Today’s most sophisticated artificial intelligence (AI) algorithms are only just beginning to offer a partial simulation of a very limited number of the brain’s functions. AI is, however, much faster when it comes to certain operations like mathematics and language.

This means it comes as no surprise that a great deal of thought and research has gone into combining the two. The idea is to use AI to better understand the workings of the brain and eventually create more accurate simulations of it. One day, it may also help us to create systems with the complexity and diversity of capabilities of the human brain combined with the speed and accuracy of digital computers.

Sounds like something straight out of science fiction? Well, of course it is. Movies like The Matrix as well as books including Ready Player One and Neuromancer have based fantastic stories around the concept of connecting human brains to computers.

But increasingly, it's also becoming a serious possibility in the real world. Companies, including Elon Musk's Neuralink and Paradromics, as well as government agencies, including the US and European governments, have established projects to test the possibilities, and working real-world applications are said to be on the horizon.

5G Spectrum Shortage Threatens U.S. National Security

Tahmineh Dehbozorgi

Adigital revolution is upon us. 5G, the cutting-edge cellular network standard, promises to reshape our digital world with lightning-fast speed, seamless smart cities, and unprecedented support for autonomous technologies. But behind the allure of progress lies a dark reality—the looming threat of cyber warfare fueled by great power competition.

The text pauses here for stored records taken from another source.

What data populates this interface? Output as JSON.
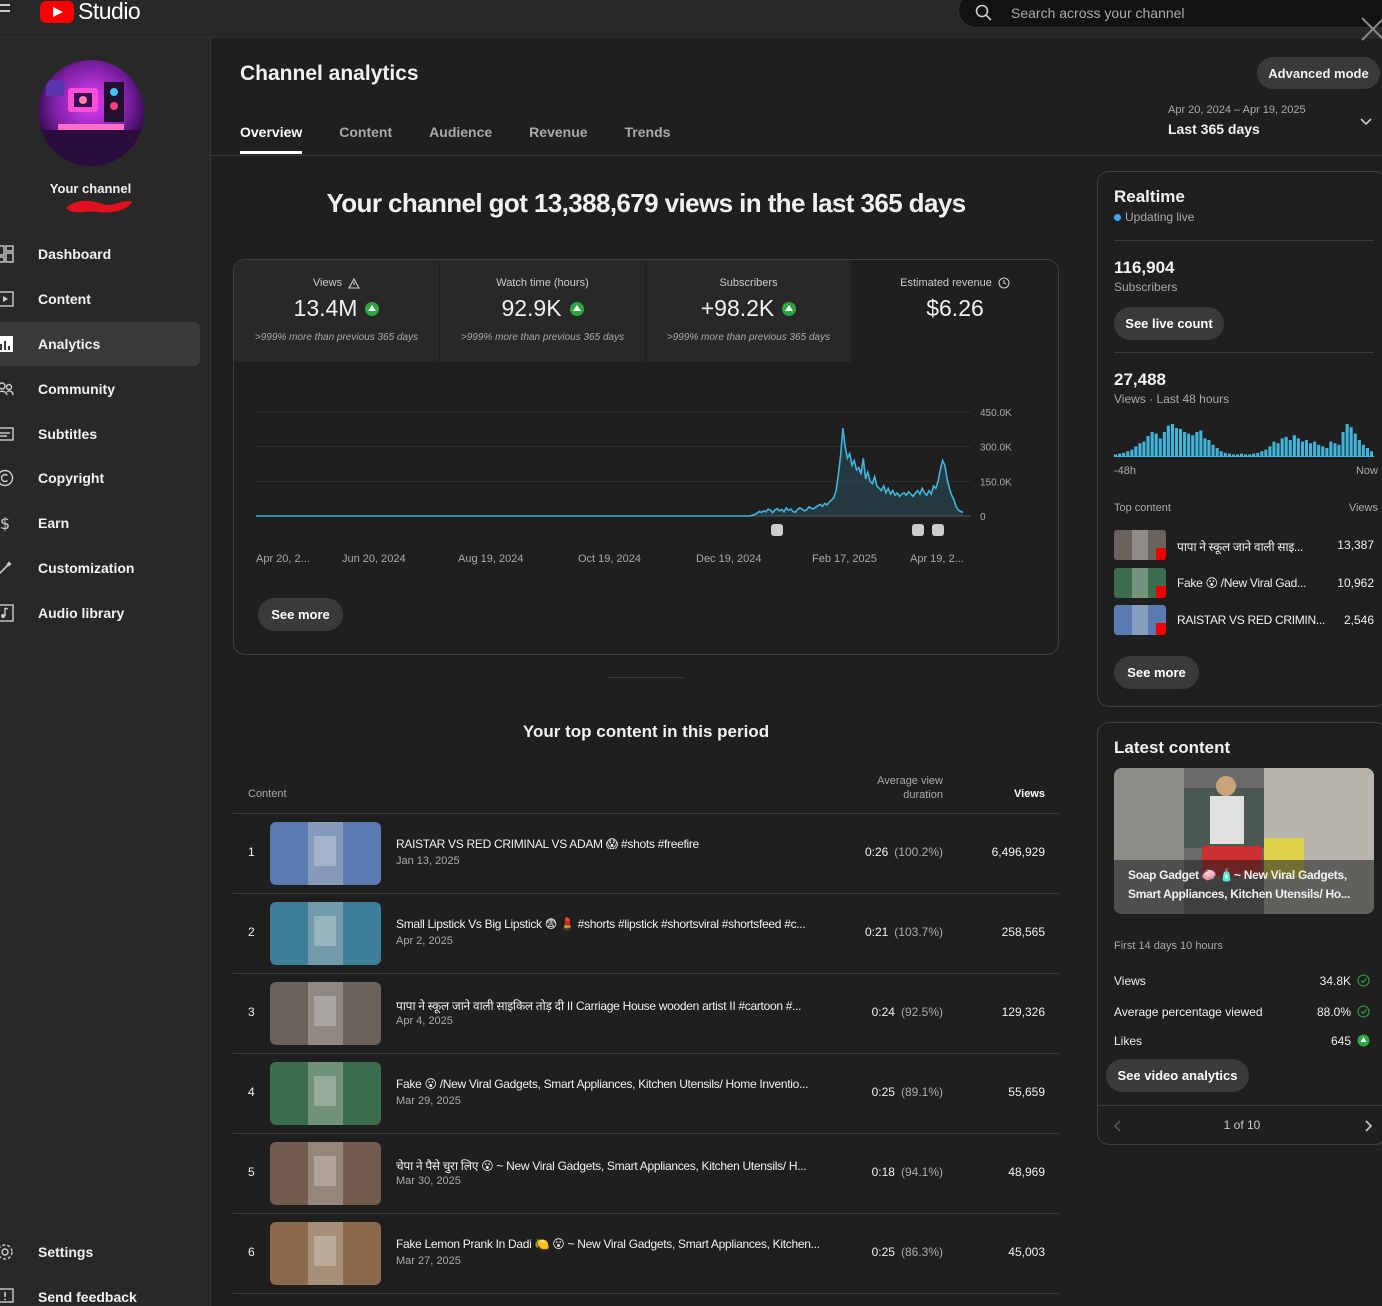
{
  "app": {
    "logo_text": "Studio"
  },
  "search": {
    "placeholder": "Search across your channel"
  },
  "sidebar": {
    "your_channel": "Your channel",
    "items": [
      {
        "label": "Dashboard",
        "icon": "dashboard-icon"
      },
      {
        "label": "Content",
        "icon": "content-icon"
      },
      {
        "label": "Analytics",
        "icon": "analytics-icon",
        "active": true
      },
      {
        "label": "Community",
        "icon": "community-icon"
      },
      {
        "label": "Subtitles",
        "icon": "subtitles-icon"
      },
      {
        "label": "Copyright",
        "icon": "copyright-icon"
      },
      {
        "label": "Earn",
        "icon": "earn-icon"
      },
      {
        "label": "Customization",
        "icon": "customization-icon"
      },
      {
        "label": "Audio library",
        "icon": "audio-library-icon"
      }
    ],
    "bottom": [
      {
        "label": "Settings",
        "icon": "settings-icon"
      },
      {
        "label": "Send feedback",
        "icon": "feedback-icon"
      }
    ]
  },
  "header": {
    "title": "Channel analytics",
    "tabs": [
      "Overview",
      "Content",
      "Audience",
      "Revenue",
      "Trends"
    ],
    "active_tab": "Overview",
    "advanced_mode": "Advanced mode",
    "date_range": "Apr 20, 2024 – Apr 19, 2025",
    "date_label": "Last 365 days"
  },
  "headline": "Your channel got 13,388,679 views in the last 365 days",
  "metrics": [
    {
      "label": "Views",
      "value": "13.4M",
      "sub": ">999% more than previous 365 days",
      "up": true,
      "warn": true
    },
    {
      "label": "Watch time (hours)",
      "value": "92.9K",
      "sub": ">999% more than previous 365 days",
      "up": true
    },
    {
      "label": "Subscribers",
      "value": "+98.2K",
      "sub": ">999% more than previous 365 days",
      "up": true
    },
    {
      "label": "Estimated revenue",
      "value": "$6.26",
      "sub": "",
      "up": false,
      "clock": true
    }
  ],
  "chart_data": {
    "type": "area",
    "series_color": "#41b4d9",
    "x_ticks": [
      "Apr 20, 2...",
      "Jun 20, 2024",
      "Aug 19, 2024",
      "Oct 19, 2024",
      "Dec 19, 2024",
      "Feb 17, 2025",
      "Apr 19, 2..."
    ],
    "y_ticks": [
      "450.0K",
      "300.0K",
      "150.0K",
      "0"
    ],
    "ylim": [
      0,
      450000
    ],
    "values": [
      0,
      0,
      0,
      0,
      0,
      0,
      0,
      0,
      0,
      0,
      0,
      0,
      0,
      0,
      0,
      0,
      0,
      0,
      0,
      0,
      0,
      0,
      0,
      0,
      0,
      0,
      0,
      0,
      0,
      0,
      0,
      0,
      0,
      0,
      0,
      0,
      0,
      0,
      0,
      0,
      0,
      0,
      0,
      0,
      0,
      0,
      0,
      0,
      0,
      0,
      0,
      0,
      0,
      0,
      0,
      0,
      0,
      0,
      0,
      0,
      0,
      0,
      0,
      0,
      0,
      0,
      0,
      0,
      0,
      0,
      0,
      0,
      0,
      0,
      0,
      0,
      0,
      0,
      0,
      0,
      0,
      0,
      0,
      0,
      0,
      0,
      0,
      0,
      0,
      0,
      0,
      0,
      0,
      0,
      0,
      0,
      0,
      0,
      0,
      0,
      0,
      0,
      0,
      0,
      0,
      0,
      0,
      0,
      0,
      0,
      0,
      0,
      0,
      0,
      0,
      0,
      0,
      0,
      0,
      0,
      0,
      0,
      0,
      0,
      0,
      0,
      0,
      0,
      0,
      0,
      0,
      0,
      0,
      0,
      0,
      0,
      0,
      0,
      0,
      0,
      0,
      0,
      0,
      0,
      0,
      0,
      0,
      0,
      0,
      0,
      0,
      0,
      0,
      0,
      0,
      0,
      0,
      0,
      0,
      0,
      0,
      0,
      0,
      0,
      0,
      0,
      0,
      0,
      0,
      0,
      0,
      0,
      0,
      0,
      0,
      0,
      0,
      0,
      0,
      0,
      0,
      0,
      0,
      0,
      0,
      0,
      0,
      0,
      0,
      0,
      0,
      0,
      0,
      0,
      0,
      0,
      0,
      0,
      0,
      0,
      0,
      0,
      0,
      0,
      0,
      0,
      0,
      0,
      0,
      0,
      0,
      0,
      0,
      0,
      0,
      0,
      0,
      0,
      0,
      3000,
      6000,
      12000,
      20000,
      15000,
      22000,
      18000,
      30000,
      25000,
      14000,
      26000,
      32000,
      22000,
      28000,
      18000,
      35000,
      24000,
      30000,
      20000,
      16000,
      28000,
      36000,
      30000,
      22000,
      26000,
      40000,
      34000,
      30000,
      38000,
      45000,
      50000,
      42000,
      55000,
      48000,
      60000,
      70000,
      80000,
      110000,
      180000,
      260000,
      380000,
      300000,
      250000,
      270000,
      220000,
      240000,
      200000,
      210000,
      180000,
      250000,
      160000,
      190000,
      150000,
      140000,
      170000,
      130000,
      120000,
      110000,
      130000,
      100000,
      120000,
      95000,
      110000,
      90000,
      100000,
      85000,
      95000,
      100000,
      90000,
      105000,
      95000,
      85000,
      100000,
      110000,
      95000,
      120000,
      100000,
      90000,
      110000,
      95000,
      130000,
      120000,
      150000,
      200000,
      240000,
      220000,
      160000,
      120000,
      90000,
      70000,
      40000,
      25000,
      20000,
      15000
    ],
    "annotations": [
      "video-marker",
      "video-marker",
      "video-marker"
    ]
  },
  "see_more": "See more",
  "top_content": {
    "title": "Your top content in this period",
    "col_content": "Content",
    "col_avd": "Average view duration",
    "col_views": "Views",
    "rows": [
      {
        "num": "1",
        "title": "RAISTAR VS RED CRIMINAL VS ADAM 😱 #shots #freefire",
        "date": "Jan 13, 2025",
        "avd": "0:26",
        "pct": "(100.2%)",
        "views": "6,496,929",
        "thumb": "#5a7bb0"
      },
      {
        "num": "2",
        "title": "Small Lipstick Vs Big Lipstick 😨 💄 #shorts #lipstick #shortsviral #shortsfeed #c...",
        "date": "Apr 2, 2025",
        "avd": "0:21",
        "pct": "(103.7%)",
        "views": "258,565",
        "thumb": "#3d7d97"
      },
      {
        "num": "3",
        "title": "पापा ने स्कूल जाने वाली साइकिल तोड़ दी II Carriage House wooden artist II #cartoon #...",
        "date": "Apr 4, 2025",
        "avd": "0:24",
        "pct": "(92.5%)",
        "views": "129,326",
        "thumb": "#6a625c"
      },
      {
        "num": "4",
        "title": "Fake 😮 /New Viral Gadgets, Smart Appliances, Kitchen Utensils/ Home Inventio...",
        "date": "Mar 29, 2025",
        "avd": "0:25",
        "pct": "(89.1%)",
        "views": "55,659",
        "thumb": "#3c6e4e"
      },
      {
        "num": "5",
        "title": "चेपा ने पैसे चुरा लिए 😮 ~ New Viral Gadgets, Smart Appliances, Kitchen Utensils/ H...",
        "date": "Mar 30, 2025",
        "avd": "0:18",
        "pct": "(94.1%)",
        "views": "48,969",
        "thumb": "#735c4f"
      },
      {
        "num": "6",
        "title": "Fake Lemon Prank In Dadi 🍋 😮 ~ New Viral Gadgets, Smart Appliances, Kitchen...",
        "date": "Mar 27, 2025",
        "avd": "0:25",
        "pct": "(86.3%)",
        "views": "45,003",
        "thumb": "#8a6a4a"
      }
    ]
  },
  "realtime": {
    "title": "Realtime",
    "status": "Updating live",
    "subs_value": "116,904",
    "subs_label": "Subscribers",
    "live_count_btn": "See live count",
    "views_value": "27,488",
    "views_label": "Views · Last 48 hours",
    "axis_left": "-48h",
    "axis_right": "Now",
    "bars": [
      2,
      3,
      4,
      6,
      8,
      12,
      16,
      18,
      25,
      30,
      28,
      22,
      30,
      38,
      40,
      35,
      34,
      30,
      28,
      26,
      30,
      32,
      22,
      20,
      14,
      10,
      6,
      4,
      3,
      2,
      2,
      3,
      2,
      2,
      3,
      4,
      6,
      8,
      12,
      18,
      16,
      22,
      24,
      20,
      26,
      22,
      18,
      20,
      16,
      18,
      14,
      12,
      10,
      18,
      16,
      14,
      30,
      40,
      36,
      28,
      20,
      14,
      10,
      6
    ],
    "top_content_label": "Top content",
    "views_col": "Views",
    "items": [
      {
        "title": "पापा ने स्कूल जाने वाली साइ...",
        "views": "13,387",
        "thumb": "#6a625c"
      },
      {
        "title": "Fake 😮 /New Viral Gad...",
        "views": "10,962",
        "thumb": "#3c6e4e"
      },
      {
        "title": "RAISTAR VS RED CRIMIN...",
        "views": "2,546",
        "thumb": "#5a7bb0"
      }
    ],
    "see_more": "See more"
  },
  "latest": {
    "title": "Latest content",
    "caption": "Soap Gadget 🧼 🧴~ New Viral Gadgets, Smart Appliances, Kitchen Utensils/ Ho...",
    "period": "First 14 days 10 hours",
    "stats": [
      {
        "label": "Views",
        "value": "34.8K",
        "state": "neutral"
      },
      {
        "label": "Average percentage viewed",
        "value": "88.0%",
        "state": "neutral"
      },
      {
        "label": "Likes",
        "value": "645",
        "state": "up"
      }
    ],
    "video_btn": "See video analytics",
    "pager": "1 of 10"
  }
}
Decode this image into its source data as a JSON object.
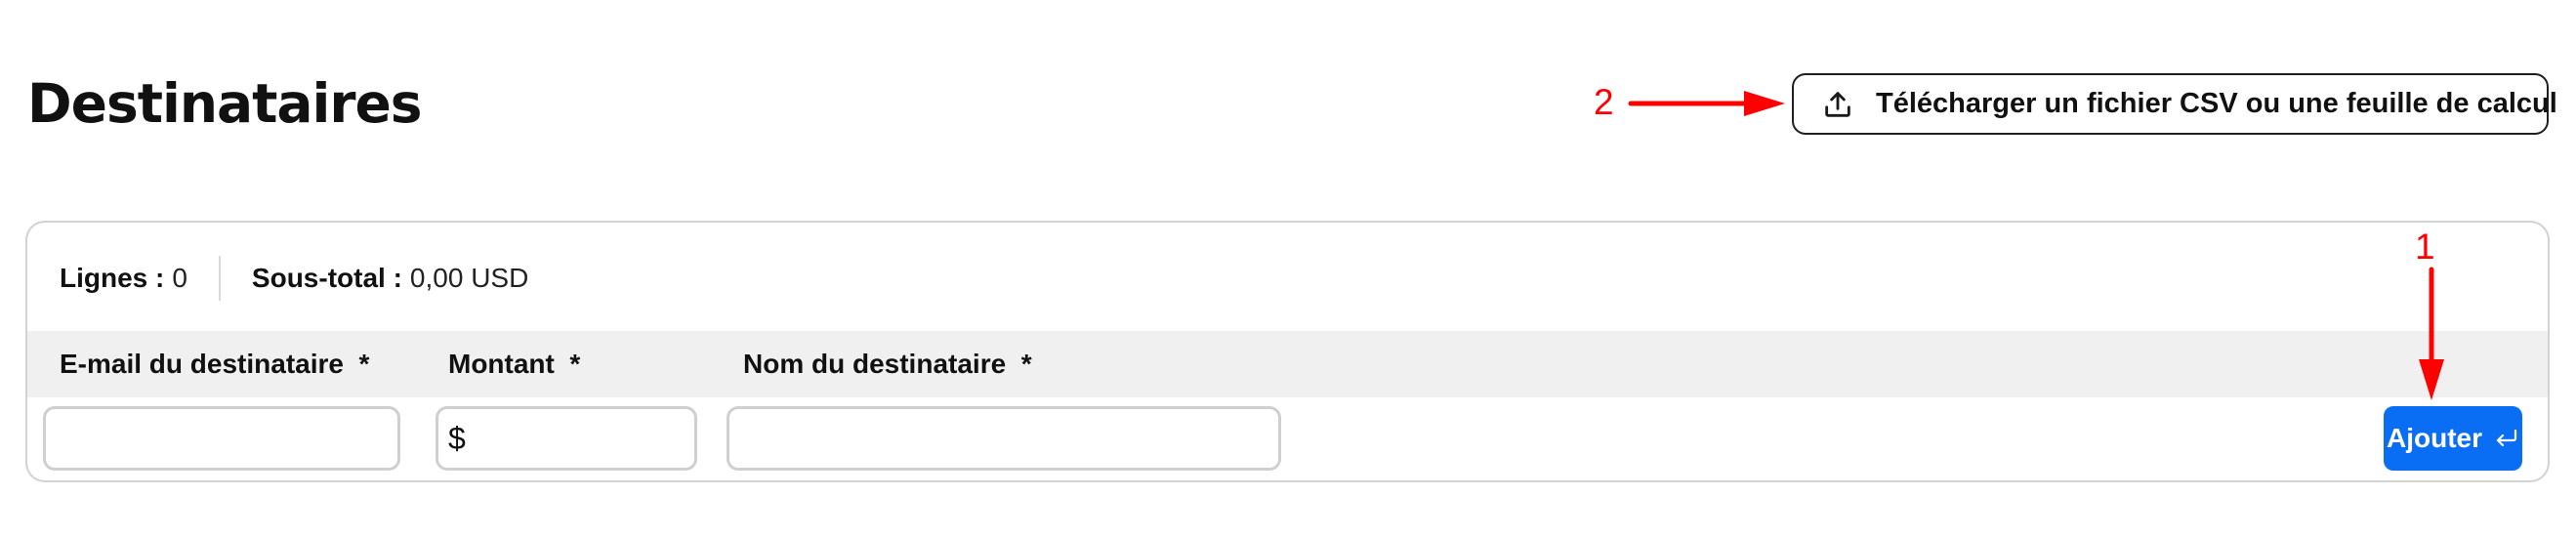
{
  "page": {
    "title": "Destinataires"
  },
  "toolbar": {
    "upload_label": "Télécharger un fichier CSV ou une feuille de calcul",
    "upload_icon": "upload-icon"
  },
  "summary": {
    "rows_label": "Lignes :",
    "rows_value": "0",
    "subtotal_label": "Sous-total :",
    "subtotal_value": "0,00 USD"
  },
  "columns": [
    {
      "label": "E-mail du destinataire  *"
    },
    {
      "label": "Montant  *"
    },
    {
      "label": "Nom du destinataire  *"
    }
  ],
  "form": {
    "email_value": "",
    "amount_currency_symbol": "$",
    "amount_value": "",
    "name_value": "",
    "add_label": "Ajouter",
    "add_icon": "enter-icon"
  },
  "annotations": [
    {
      "number": "1",
      "color": "#ff0000"
    },
    {
      "number": "2",
      "color": "#ff0000"
    }
  ],
  "colors": {
    "primary": "#0a6ef5",
    "annotation": "#ff0000",
    "header_bg": "#f0f0f0",
    "border": "#d2d2d2"
  }
}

Recent events have thrust the U.S. intelligence community into action as Chinese hackers deploy sophisticated malware targeting American military operations. This raises urgent concerns about national cybersecurity and telecommunications resilience. As the Biden Administration confronts this escalating digital threat, one name raises red flags—Huawei, the 5G titan with ties to the Chinese Communist Party.

Fears of espionage and intellectual property theft have cast a shadow over Huawei's dominance, forcing Congress to ban the company from operating in the United States since 2017. However, Huawei continues to tighten its grip over the global telecommunications market as Congress remains in gridlock over 5G spectrum allocation, which puts the US in a tight position to compete globally. In addition, Huawei has sold telecommunications equipment to authoritarian regimes violating U.S. sanctions.

This isn't just about Huawei; it's about our core industries, weapons systems, and national security. The scarcity of proper 5G spectrum for the U.S. telecommunications industry presents a significant geopolitical challenge with far-reaching implications. As the digital landscape becomes the new battleground for global supremacy, the lack of American leadership in setting communication equipment standards leaves us vulnerable to such cyber attacks and highlights the urgency of reasserting control over our digital future. According to the latest Center for Strategic and International Studies report, the United States is grappling with a pressing deficiency of vital mid-band licensed spectrum, the bread and butter for 5G technology. Projections indicate a significant deficit of 400 MHz by 2027 and a staggering 1400 MHz by 2032. In stark contrast, China has assigned more than 70 percent additional licensed mid-band spectrum for 5G compared to the United States. This discrepancy presents China with a distinct competitive edge, creating a strategic advantage in sectors crucial for America’s forthcoming technology leadership and, consequently, its security interests.